UK universities have been stuck in a cycle of industrial conflict for over five years.
It has been debilitating for staff, compromising welfare and career opportunities, and damaging to a generation of students already deeply impacted by Covid-19.
And repeated conflict undermines the sector’s reputation at home and abroad. We at the University of York – the vice chancellor and the local branch executive of the University and College Union (UCU) – want to work together to break out of this cycle.
Breaking the impasse
But the national negotiations are now at an impasse. We need, as employers and trade unions, to get back to meaningful negotiations on pay and conditions. We’ve shown it can be done on pensions. That’s in part due to recent changes in economic circumstances. All are now agreed the latest valuation process of the Universities Superannuation Scheme (USS) will be positive and enable benefits to be restored.
But, importantly, we’ve gone beyond that to begin to explore measures that would guard against future instability if economic circumstances change. And – together with the USS trustees – employers and unions are collectively pressing both the UK Government and the Pensions Regulator not to impose tighter, over-cautious regulation in future. That capacity to work together to think into the medium term is crucial.
Are there ways in which employers and unions can build a shared perspective on the future of pay and conditions in the sector?
Working for the future
We made some progress a few months ago on a set of long-standing issues which have vexed the sector, working up draft Terms of Reference for action on the national pay spine, minimising casual contracts, closing pay gaps and ensuring workloads are at – and stay at – reasonable levels.
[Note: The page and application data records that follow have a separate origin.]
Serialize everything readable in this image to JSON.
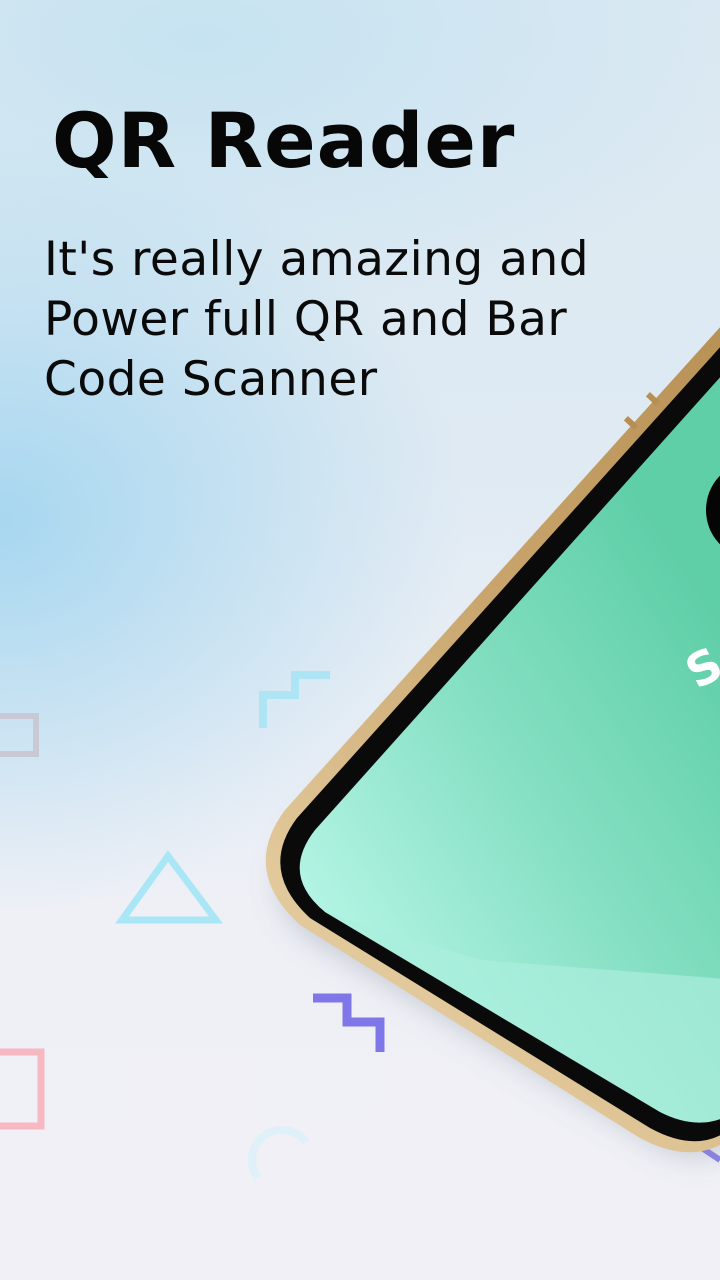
{
  "title": "QR Reader",
  "subtitle_lines": [
    "It's really amazing and",
    "Power full QR and Bar",
    "Code Scanner"
  ],
  "screen_partial_text": "S",
  "colors": {
    "title": "#070707",
    "screen_light": "#b6f5e6",
    "screen_dark": "#5fcfa8",
    "phone_frame": "#c8a97a",
    "deco_cyan": "#a8e6f5",
    "deco_purple": "#7b72e6",
    "deco_pink": "#f6b6bf"
  },
  "icons": [
    "stair-step-shape-icon",
    "triangle-outline-icon",
    "square-outline-icon",
    "arc-outline-icon",
    "stair-step-purple-icon"
  ]
}
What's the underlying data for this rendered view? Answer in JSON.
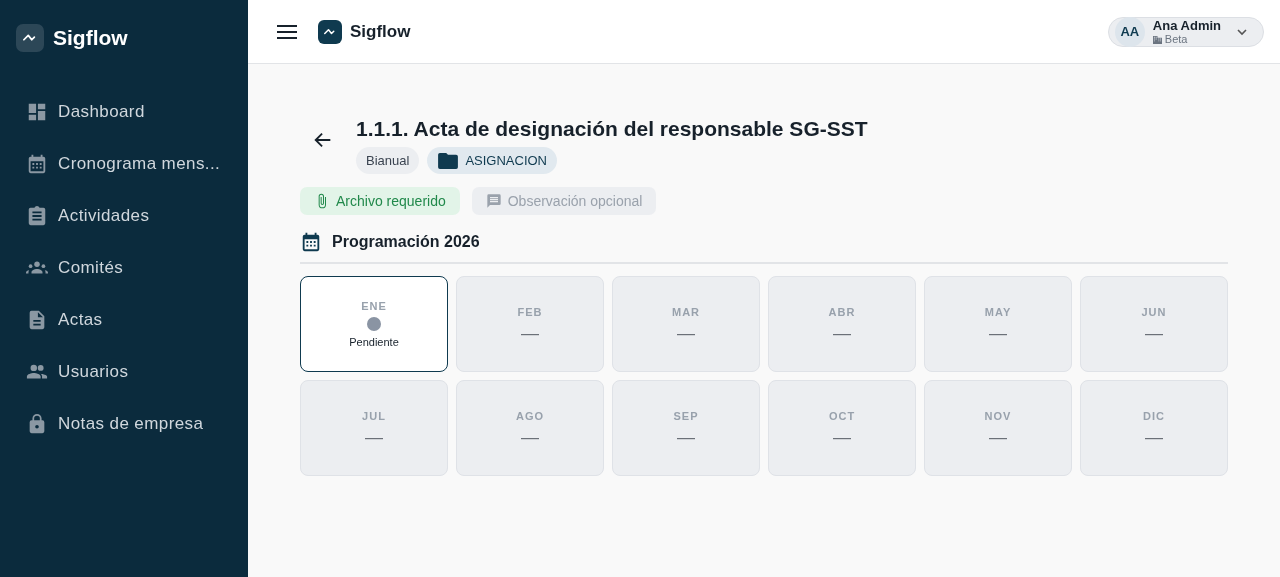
{
  "sidebar": {
    "brand": "Sigflow",
    "items": [
      {
        "label": "Dashboard"
      },
      {
        "label": "Cronograma mens..."
      },
      {
        "label": "Actividades"
      },
      {
        "label": "Comités"
      },
      {
        "label": "Actas"
      },
      {
        "label": "Usuarios"
      },
      {
        "label": "Notas de empresa"
      }
    ]
  },
  "topbar": {
    "brand": "Sigflow",
    "user": {
      "initials": "AA",
      "name": "Ana Admin",
      "org": "Beta"
    }
  },
  "header": {
    "title": "1.1.1. Acta de designación del responsable SG-SST",
    "tags": [
      {
        "label": "Bianual",
        "kind": "plain"
      },
      {
        "label": "ASIGNACION",
        "kind": "folder"
      }
    ]
  },
  "requirements": [
    {
      "label": "Archivo requerido",
      "on": true
    },
    {
      "label": "Observación opcional",
      "on": false
    }
  ],
  "schedule": {
    "title": "Programación 2026",
    "months": [
      {
        "label": "ENE",
        "kind": "status",
        "status": "Pendiente",
        "color": "#8a94a3"
      },
      {
        "label": "FEB",
        "kind": "empty",
        "value": "—"
      },
      {
        "label": "MAR",
        "kind": "empty",
        "value": "—"
      },
      {
        "label": "ABR",
        "kind": "empty",
        "value": "—"
      },
      {
        "label": "MAY",
        "kind": "empty",
        "value": "—"
      },
      {
        "label": "JUN",
        "kind": "empty",
        "value": "—"
      },
      {
        "label": "JUL",
        "kind": "empty",
        "value": "—"
      },
      {
        "label": "AGO",
        "kind": "empty",
        "value": "—"
      },
      {
        "label": "SEP",
        "kind": "empty",
        "value": "—"
      },
      {
        "label": "OCT",
        "kind": "empty",
        "value": "—"
      },
      {
        "label": "NOV",
        "kind": "empty",
        "value": "—"
      },
      {
        "label": "DIC",
        "kind": "empty",
        "value": "—"
      }
    ]
  }
}
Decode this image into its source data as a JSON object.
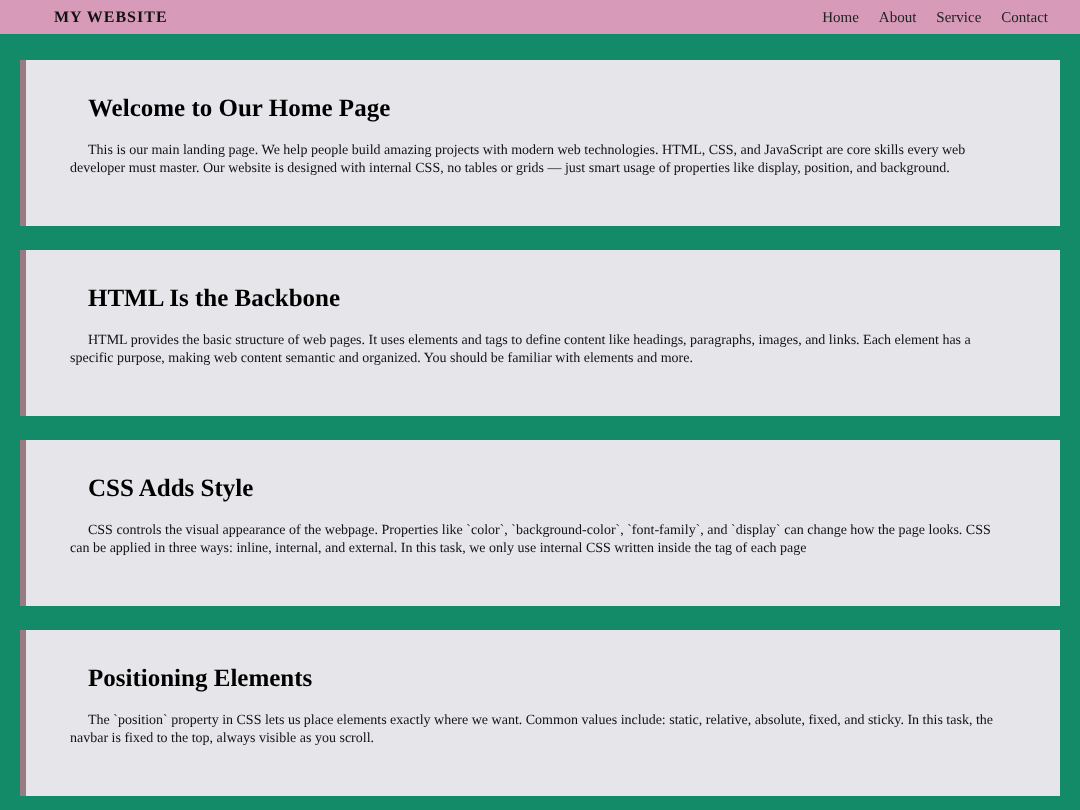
{
  "navbar": {
    "brand": "MY WEBSITE",
    "links": [
      "Home",
      "About",
      "Service",
      "Contact"
    ]
  },
  "sections": [
    {
      "title": "Welcome to Our Home Page",
      "text": "This is our main landing page. We help people build amazing projects with modern web technologies. HTML, CSS, and JavaScript are core skills every web developer must master. Our website is designed with internal CSS, no tables or grids — just smart usage of properties like display, position, and background."
    },
    {
      "title": "HTML Is the Backbone",
      "text": "HTML provides the basic structure of web pages. It uses elements and tags to define content like headings, paragraphs, images, and links. Each element has a specific purpose, making web content semantic and organized. You should be familiar with elements and more."
    },
    {
      "title": "CSS Adds Style",
      "text": "CSS controls the visual appearance of the webpage. Properties like `color`, `background-color`, `font-family`, and `display` can change how the page looks. CSS can be applied in three ways: inline, internal, and external. In this task, we only use internal CSS written inside the tag of each page"
    },
    {
      "title": "Positioning Elements",
      "text": "The `position` property in CSS lets us place elements exactly where we want. Common values include: static, relative, absolute, fixed, and sticky. In this task, the navbar is fixed to the top, always visible as you scroll."
    }
  ]
}
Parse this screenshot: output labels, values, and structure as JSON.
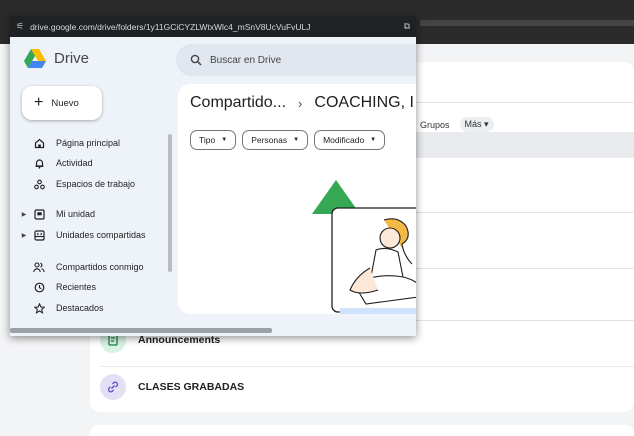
{
  "browser": {
    "url": "drive.google.com/drive/folders/1y11GCiCYZLWtxWlc4_mSnV8UcVuFvULJ"
  },
  "app": {
    "name": "Drive",
    "search_placeholder": "Buscar en Drive",
    "new_button": "Nuevo"
  },
  "sidebar": {
    "items": [
      {
        "label": "Página principal",
        "icon": "home-icon"
      },
      {
        "label": "Actividad",
        "icon": "bell-icon"
      },
      {
        "label": "Espacios de trabajo",
        "icon": "workspaces-icon"
      },
      {
        "label": "Mi unidad",
        "icon": "my-drive-icon"
      },
      {
        "label": "Unidades compartidas",
        "icon": "shared-drives-icon"
      },
      {
        "label": "Compartidos conmigo",
        "icon": "shared-people-icon"
      },
      {
        "label": "Recientes",
        "icon": "clock-icon"
      },
      {
        "label": "Destacados",
        "icon": "star-icon"
      }
    ]
  },
  "content": {
    "breadcrumb": [
      "Compartido...",
      "COACHING, I"
    ],
    "filters": [
      "Tipo",
      "Personas",
      "Modificado"
    ]
  },
  "background": {
    "tabs": [
      "Grupos",
      "Más"
    ],
    "rows": [
      {
        "label": "Announcements",
        "icon": "announcement-icon",
        "color": "#d7f3e3"
      },
      {
        "label": "CLASES GRABADAS",
        "icon": "link-icon",
        "color": "#e3e0f5"
      }
    ]
  },
  "colors": {
    "drive_green": "#34a853",
    "drive_yellow": "#fbbc04",
    "drive_blue": "#4285f4"
  }
}
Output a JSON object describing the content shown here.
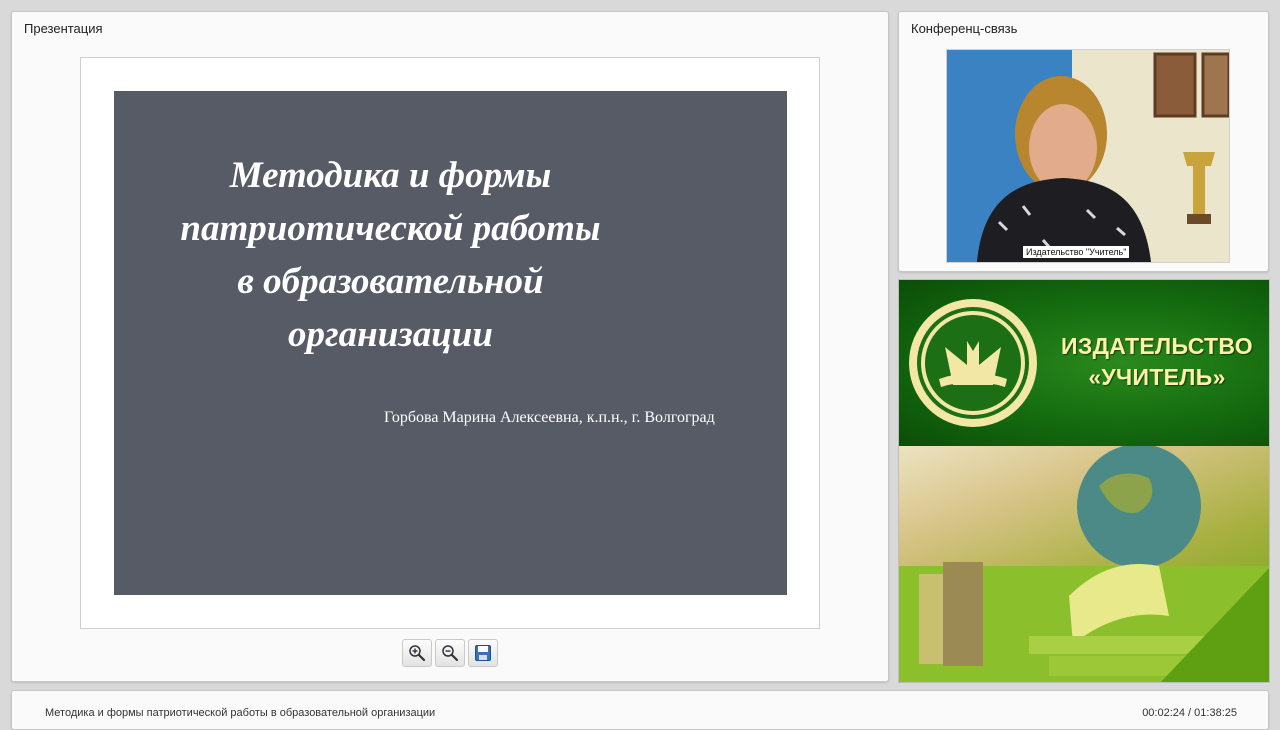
{
  "presentation": {
    "panel_title": "Презентация",
    "slide": {
      "title_lines": [
        "Методика и формы",
        "патриотической работы",
        "в образовательной",
        "организации"
      ],
      "author": "Горбова Марина Алексеевна, к.п.н., г. Волгоград",
      "background": "#575b66"
    },
    "toolbar": {
      "zoom_in_icon": "zoom-in-icon",
      "zoom_out_icon": "zoom-out-icon",
      "save_icon": "floppy-disk-icon"
    }
  },
  "video": {
    "panel_title": "Конференц-связь",
    "caption": "Издательство \"Учитель\""
  },
  "banner": {
    "name": "ИЗДАТЕЛЬСТВО",
    "sub": "«УЧИТЕЛЬ»",
    "accent": "#1e7a15",
    "text_color": "#fff2a8"
  },
  "footer": {
    "title": "Методика и формы патриотической работы в образовательной организации",
    "time": "00:02:24 / 01:38:25"
  }
}
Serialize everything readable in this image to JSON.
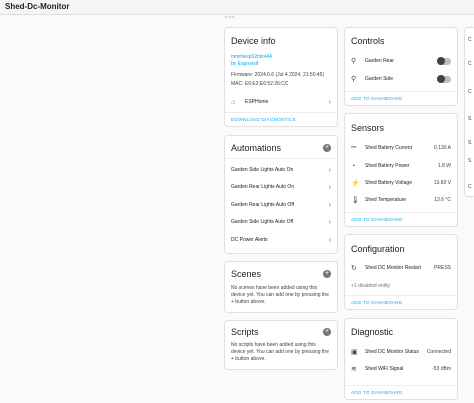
{
  "window": {
    "title": "Shed-Dc-Monitor",
    "breadcrumb": "•• ••••"
  },
  "device_info": {
    "title": "Device info",
    "model": "mmmesp32mini44",
    "maker": "by Espressif",
    "firmware": "Firmware: 2024.6.6 (Jul 4 2024, 21:50:45)",
    "mac": "MAC: E0:E2:E6:52:26:CC",
    "integration": "ESPHome",
    "footer": "DOWNLOAD DIAGNOSTICS"
  },
  "automations": {
    "title": "Automations",
    "items": [
      "Garden Side Lights Auto On",
      "Garden Rear Lights Auto On",
      "Garden Rear Lights Auto Off",
      "Garden Side Lights Auto Off",
      "DC Power Alerts"
    ]
  },
  "scenes": {
    "title": "Scenes",
    "text": "No scenes have been added using this device yet. You can add one by pressing the + button above."
  },
  "scripts": {
    "title": "Scripts",
    "text": "No scripts have been added using this device yet. You can add one by pressing the + button above."
  },
  "controls": {
    "title": "Controls",
    "items": [
      {
        "label": "Garden Rear"
      },
      {
        "label": "Garden Side"
      }
    ],
    "footer": "ADD TO DASHBOARD"
  },
  "sensors": {
    "title": "Sensors",
    "items": [
      {
        "label": "Shed Battery Current",
        "value": "0.130 A",
        "icon": "ammeter-icon"
      },
      {
        "label": "Shed Battery Power",
        "value": "1.8 W",
        "icon": "gauge-icon"
      },
      {
        "label": "Shed Battery Voltage",
        "value": "13.83 V",
        "icon": "flash-icon"
      },
      {
        "label": "Shed Temperature",
        "value": "13.6 °C",
        "icon": "thermometer-icon"
      }
    ],
    "footer": "ADD TO DASHBOARD"
  },
  "configuration": {
    "title": "Configuration",
    "item": "Shed DC Monitor Restart",
    "action": "PRESS",
    "disabled": "+1 disabled entity",
    "footer": "ADD TO DASHBOARD"
  },
  "diagnostic": {
    "title": "Diagnostic",
    "items": [
      {
        "label": "Shed DC Monitor Status",
        "value": "Connected"
      },
      {
        "label": "Shed WiFi Signal",
        "value": "-53 dBm"
      }
    ],
    "footer": "ADD TO DASHBOARD"
  },
  "right_strip": {
    "letters": [
      "C",
      "C",
      "C",
      "S",
      "S",
      "S",
      "C"
    ]
  }
}
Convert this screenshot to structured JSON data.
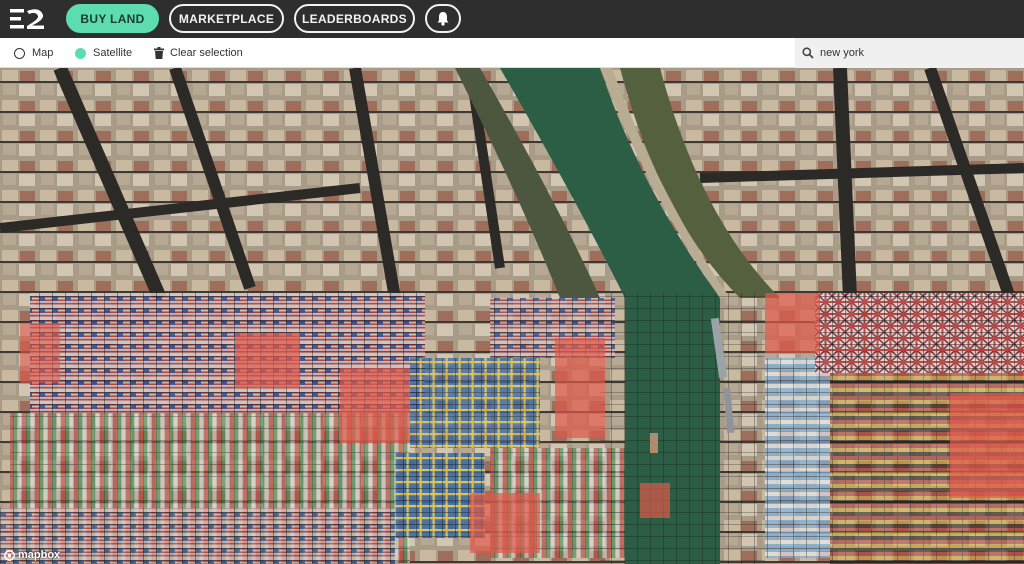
{
  "nav": {
    "buy_land": "BUY LAND",
    "marketplace": "MARKETPLACE",
    "leaderboards": "LEADERBOARDS"
  },
  "toolbar": {
    "map_label": "Map",
    "satellite_label": "Satellite",
    "clear_label": "Clear selection",
    "selected_view": "Satellite"
  },
  "search": {
    "value": "new york"
  },
  "map": {
    "credit": "mapbox"
  },
  "colors": {
    "accent": "#5ddcb0",
    "topbar": "#2e2e2e",
    "river": "#2b5e45"
  }
}
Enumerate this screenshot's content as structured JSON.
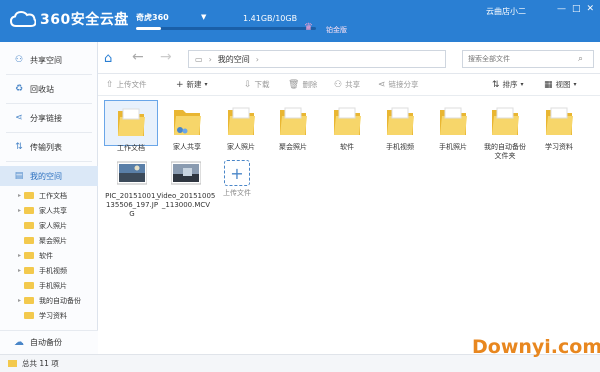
{
  "app": {
    "logo_text": "360安全云盘",
    "user_name": "奇虎360",
    "storage_text": "1.41GB/10GB",
    "storage_used_fraction": 0.141,
    "vip_label": "铂金版",
    "shop_name": "云曲店小二"
  },
  "sidebar": {
    "items": [
      {
        "label": "共享空间",
        "icon": "share-space-icon"
      },
      {
        "label": "回收站",
        "icon": "recycle-icon"
      },
      {
        "label": "分享链接",
        "icon": "link-icon"
      },
      {
        "label": "传输列表",
        "icon": "transfer-icon"
      },
      {
        "label": "我的空间",
        "icon": "space-icon"
      }
    ],
    "tree": [
      "工作文档",
      "家人共享",
      "家人照片",
      "聚会照片",
      "软件",
      "手机视频",
      "手机照片",
      "我的自动备份",
      "学习资料"
    ],
    "auto_backup": "自动备份"
  },
  "nav": {
    "path_root": "我的空间",
    "search_placeholder": "搜索全部文件"
  },
  "toolbar": {
    "upload": "上传文件",
    "new": "新建",
    "download": "下载",
    "delete": "删除",
    "share": "共享",
    "link_share": "链接分享",
    "sort": "排序",
    "view": "视图"
  },
  "files": [
    {
      "label": "工作文档",
      "type": "folder"
    },
    {
      "label": "家人共享",
      "type": "folder-shared"
    },
    {
      "label": "家人照片",
      "type": "folder"
    },
    {
      "label": "聚会照片",
      "type": "folder"
    },
    {
      "label": "软件",
      "type": "folder"
    },
    {
      "label": "手机视频",
      "type": "folder"
    },
    {
      "label": "手机照片",
      "type": "folder"
    },
    {
      "label": "我的自动备份文件夹",
      "type": "folder"
    },
    {
      "label": "学习资料",
      "type": "folder"
    },
    {
      "label": "PIC_20151001_135506_197.JPG",
      "type": "image"
    },
    {
      "label": "Video_20151005_113000.MCV",
      "type": "video"
    },
    {
      "label": "上传文件",
      "type": "upload"
    }
  ],
  "status": {
    "count_text": "总共 11 项"
  },
  "watermark": "Downyi.com",
  "colors": {
    "titlebar": "#2a7fd3",
    "folder": "#f3c94d",
    "accent": "#2a7fd3"
  }
}
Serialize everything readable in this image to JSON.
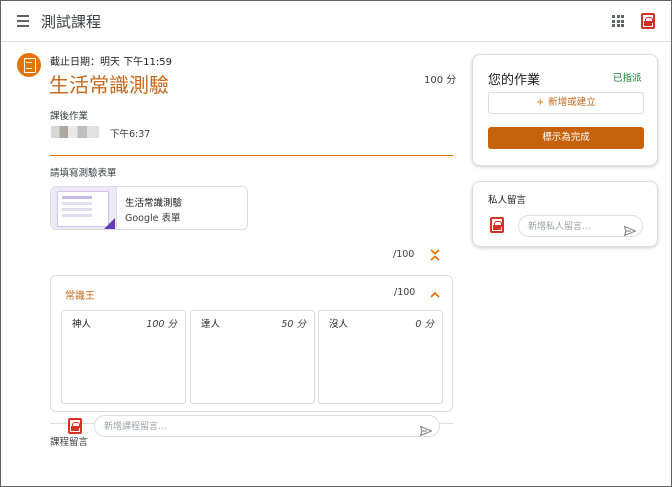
{
  "header": {
    "menu_icon": "hamburger-menu-icon",
    "title": "測試課程",
    "apps_icon": "apps-grid-icon",
    "account_icon": "account-avatar-icon"
  },
  "assignment": {
    "icon": "assignment-icon",
    "due": "截止日期：明天 下午11:59",
    "title": "生活常識測驗",
    "points": "100 分",
    "type_label": "課後作業",
    "posted_time": "下午6:37",
    "form_prompt": "請填寫測驗表單",
    "attachment": {
      "name": "生活常識測驗",
      "type": "Google 表單",
      "thumb_icon": "google-forms-thumbnail"
    },
    "total_score": "/100",
    "expand_icon": "unfold-more-icon"
  },
  "rubric": {
    "criterion": "常識王",
    "score": "/100",
    "collapse_icon": "chevron-up-icon",
    "levels": [
      {
        "name": "神人",
        "points": "100 分"
      },
      {
        "name": "達人",
        "points": "50 分"
      },
      {
        "name": "沒人",
        "points": "0 分"
      }
    ]
  },
  "class_comments": {
    "label": "課程留言",
    "placeholder": "新增課程留言...",
    "send_icon": "send-icon"
  },
  "your_work": {
    "title": "您的作業",
    "status": "已指派",
    "add_button": "新增或建立",
    "add_icon": "plus-icon",
    "mark_done_button": "標示為完成"
  },
  "private_comments": {
    "label": "私人留言",
    "placeholder": "新增私人留言...",
    "send_icon": "send-icon"
  },
  "colors": {
    "accent": "#e37400",
    "title_orange": "#c5681c",
    "done_button": "#c5620b",
    "assigned_green": "#188038",
    "avatar_red": "#d93025"
  }
}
There’s a balance to be struck here between employer concerns about university autonomy and the demands of trade unions that these matters must be subject to UK level frameworks. But we could still work in negotiations to strengthen these Terms of Reference, perhaps creating shared baselines that universities would be expected to meet to improve working conditions.
Recognising the issues
The bigger sticking point in the national negotiations is pay. To move ahead we need two things.
First, we need – as employers and unions – to jointly recognise that real wages, as across the wider public sector, have been gradually eroded since 2008 by repeated below inflation pay rises. With high inflation over the last two years, that erosion has been accelerated. Pay rises in 2022-23 and 2023-24 have lagged seriously behind inflation. Many staff now face real hardship.
Staff at York and elsewhere – who have always worked with great commitment, and in recent years through particularly difficult circumstances as a result of Covid – deserve more. The risk is that increasing numbers of staff feel they cannot develop good, sustainable and rewarding careers in the sector. We need to change this. As we look ahead to resuming negotiations, we need to find ways to begin to reverse the decline in real wages.
But second, we should also – as unions and employers – jointly recognise that the financial situation of the sector is at risk of becoming precarious. We are grappling with a broken funding system which systematically underfunds the true costs of both home undergraduate teaching and research and leaves us reliant on other unstable funding sources.
Combined with the effects of recent inflation, it has put a growing number of universities in a position where higher pay rises could bring further financial risk. Some universities – even with the below-inflation pay rises of the last two years – are now in a highly problematic financial position.
Onward to action
But if we can find sector-wide agreement on these two points – first, staff deserve more and the last two pay awards have not met the needs of staff and second, many employers feel they are not in a position to afford more – then, as we have seen around USS, we can turn to how we can fix the situation in future.
That will require us to think in new ways. One would be to set up a framework for shared understanding of sector finances, perhaps with independent leadership. This could enable employers and unions to build a clearer shared perspective on a sustainable approach to reversing the decline in real wages, which is vital for our sector’s future.
We should also look to approach pay beyond annual, short-term and reactive negotiations, and develop multi-staged or multi-year deals that would enable employers to plan ahead with greater certainty, which would support developing and implementing the frameworks mentioned above. This would likely involve putting guardrails around these pay deals through stabilisation mechanisms, analogous in outcome to those under consideration for USS, so we could manage changes in economic circumstances.
But above all, we at York jointly recognise that the current pay offer is not what staff deserve and have a vigorous, shared commitment to building and making a shared case to both government and opposition for fair and sustainable funding for the sector. We cannot achieve this effectively if we are engaged in constant industrial disputes. At the University of York we are clear that negotiations must restart to enable a different path to be found.
We think that many others among employers and the trade unions across the UK want this too. Let’s do it.